TW-C : The Honeymead festival is now in its 10th year, and it is a cross between a festival and a retreat really. It was borne out of the desire to work intensely and deeply on the great works of the chamber music repertoire without having to rush around or play a million pieces, like so often happens in festivals. We play one programme for the four concerts, so that we can really focus on those pieces. Each is on a different corner of Exmoor, and all the proceeds from the concerts go to local charities.

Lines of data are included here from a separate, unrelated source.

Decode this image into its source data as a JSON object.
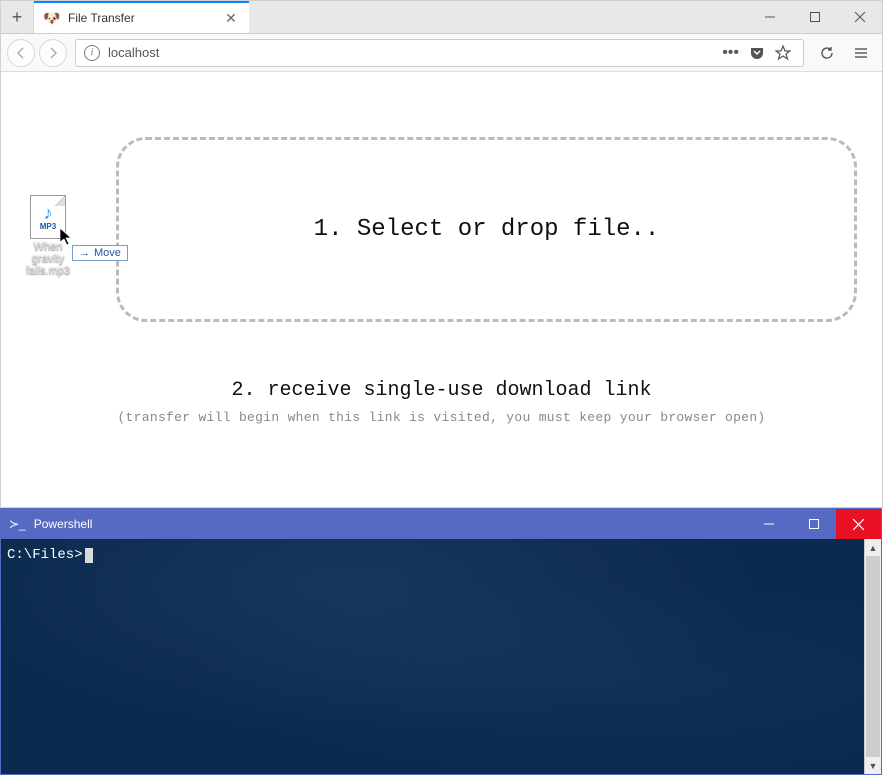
{
  "browser": {
    "tab": {
      "title": "File Transfer",
      "favicon": "🐶"
    },
    "url": "localhost",
    "page": {
      "drop_zone_text": "1. Select or drop file..",
      "step2_heading": "2. receive single-use download link",
      "step2_note": "(transfer will begin when this link is visited, you must keep your browser open)"
    }
  },
  "dragged_file": {
    "name": "When gravity fails.mp3",
    "ext_label": "MP3",
    "tooltip": "Move"
  },
  "powershell": {
    "title": "Powershell",
    "prompt": "C:\\Files>"
  }
}
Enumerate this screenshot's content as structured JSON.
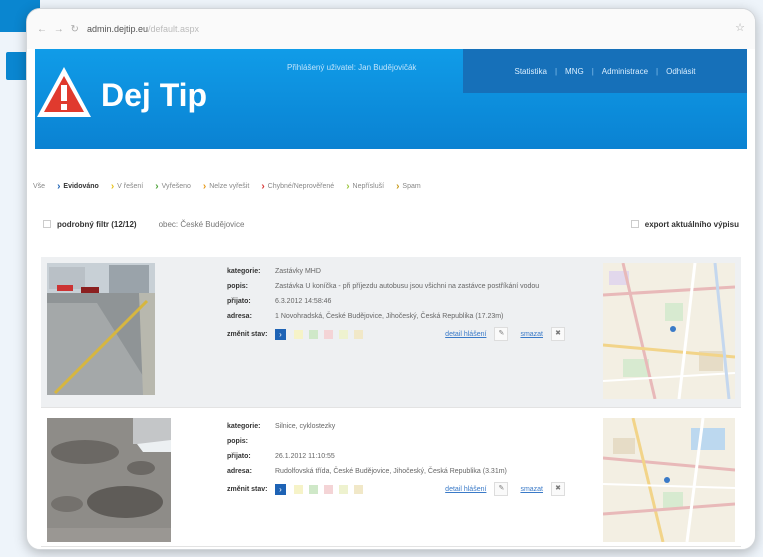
{
  "browser": {
    "nav_glyphs": "← → ↻",
    "url_domain": "admin.dejtip.eu",
    "url_path": "/default.aspx",
    "star": "☆"
  },
  "header": {
    "brand": "Dej Tip",
    "welcome": "Přihlášený uživatel: Jan Budějovičák",
    "nav": [
      "Statistika",
      "MNG",
      "Administrace",
      "Odhlásit"
    ],
    "nav_separator": "|"
  },
  "tabs": {
    "first": "Vše",
    "chev": "›",
    "items": [
      {
        "label": "Evidováno",
        "color": "#1e63b5"
      },
      {
        "label": "V řešení",
        "color": "#e7c21a"
      },
      {
        "label": "Vyřešeno",
        "color": "#4fa43a"
      },
      {
        "label": "Nelze vyřešit",
        "color": "#e79a1a"
      },
      {
        "label": "Chybné/Neprověřené",
        "color": "#d83535"
      },
      {
        "label": "Nepřísluší",
        "color": "#9bc53d"
      },
      {
        "label": "Spam",
        "color": "#c79a1a"
      }
    ]
  },
  "filter": {
    "label": "podrobný filtr (12/12)",
    "obec": "obec: České Budějovice",
    "export": "export aktuálního výpisu"
  },
  "labels": {
    "category": "kategorie:",
    "description": "popis:",
    "received": "přijato:",
    "address": "adresa:",
    "status": "změnit stav:",
    "detail": "detail hlášení",
    "delete": "smazat",
    "active_status": "›",
    "pencil": "✎",
    "trash": "✖"
  },
  "status_colors": [
    "#1e63b5",
    "#f6f3c8",
    "#cfe8c8",
    "#f4d4d6",
    "#eef2cf",
    "#f1e8c8"
  ],
  "reports": [
    {
      "category": "Zastávky MHD",
      "description": "Zastávka U koníčka - při příjezdu autobusu jsou všichni na zastávce postříkání vodou",
      "received": "6.3.2012 14:58:46",
      "address": "1 Novohradská, České Budějovice, Jihočeský, Česká Republika (17.23m)"
    },
    {
      "category": "Silnice, cyklostezky",
      "description": "",
      "received": "26.1.2012 11:10:55",
      "address": "Rudolfovská třída, České Budějovice, Jihočeský, Česká Republika (3.31m)"
    }
  ]
}
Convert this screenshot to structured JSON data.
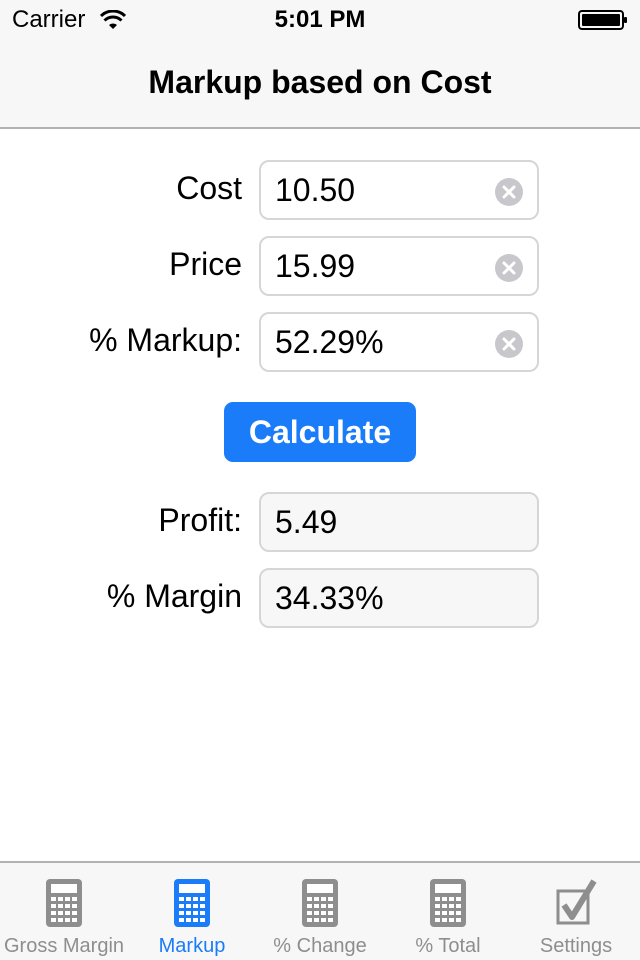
{
  "status": {
    "carrier": "Carrier",
    "time": "5:01 PM"
  },
  "nav": {
    "title": "Markup based on Cost"
  },
  "form": {
    "cost": {
      "label": "Cost",
      "value": "10.50"
    },
    "price": {
      "label": "Price",
      "value": "15.99"
    },
    "markup": {
      "label": "% Markup:",
      "value": "52.29%"
    },
    "calculate_label": "Calculate",
    "profit": {
      "label": "Profit:",
      "value": "5.49"
    },
    "margin": {
      "label": "% Margin",
      "value": "34.33%"
    }
  },
  "tabs": [
    {
      "label": "Gross Margin",
      "icon": "calculator-icon"
    },
    {
      "label": "Markup",
      "icon": "calculator-icon",
      "active": true
    },
    {
      "label": "% Change",
      "icon": "calculator-icon"
    },
    {
      "label": "% Total",
      "icon": "calculator-icon"
    },
    {
      "label": "Settings",
      "icon": "checkbox-icon"
    }
  ],
  "colors": {
    "accent": "#1a7cf8",
    "inactive": "#8e8e8e",
    "bar": "#f7f7f7"
  }
}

My open space residency at Aldeburgh comes to fruition this year as the piece will be finished and ready to be seen and heard for the first time during the festival. Together with my sister, composer Freya Waley-Cohen, and architects Finbarr O’Dempsey and Andrew Skulina, we have been working on a fusion of music and architecture which presents the listening experience in a completely new way. The piece is called ‘Permutations’ and it consists of a piece for six solo violins, each housed in their own acoustically separate and malleable chambers. The whole architecture is made up of over 70 rotating doors, with different acoustic surfaces on each side. Is the listener stands in the middle, they can hear all the parts equally, and they are free to move around and manipulate the architecture as the wish, focusing on one or more parts, the possibilities are endless. They play the architecture as if it is an instrument and they are an integral part of the creative process.
RM : Do you have any models among older artists and how do you compare yourself to ?
TW-C : There are so many older artists I admire, from Kremer to Ma, Kreisler to Oistraikh and Richter. There are too many to list them all! But each one followed their own path and had their own unique voice, full of integrity.
Photos : © Patrick Allen, operaomnia.co.uk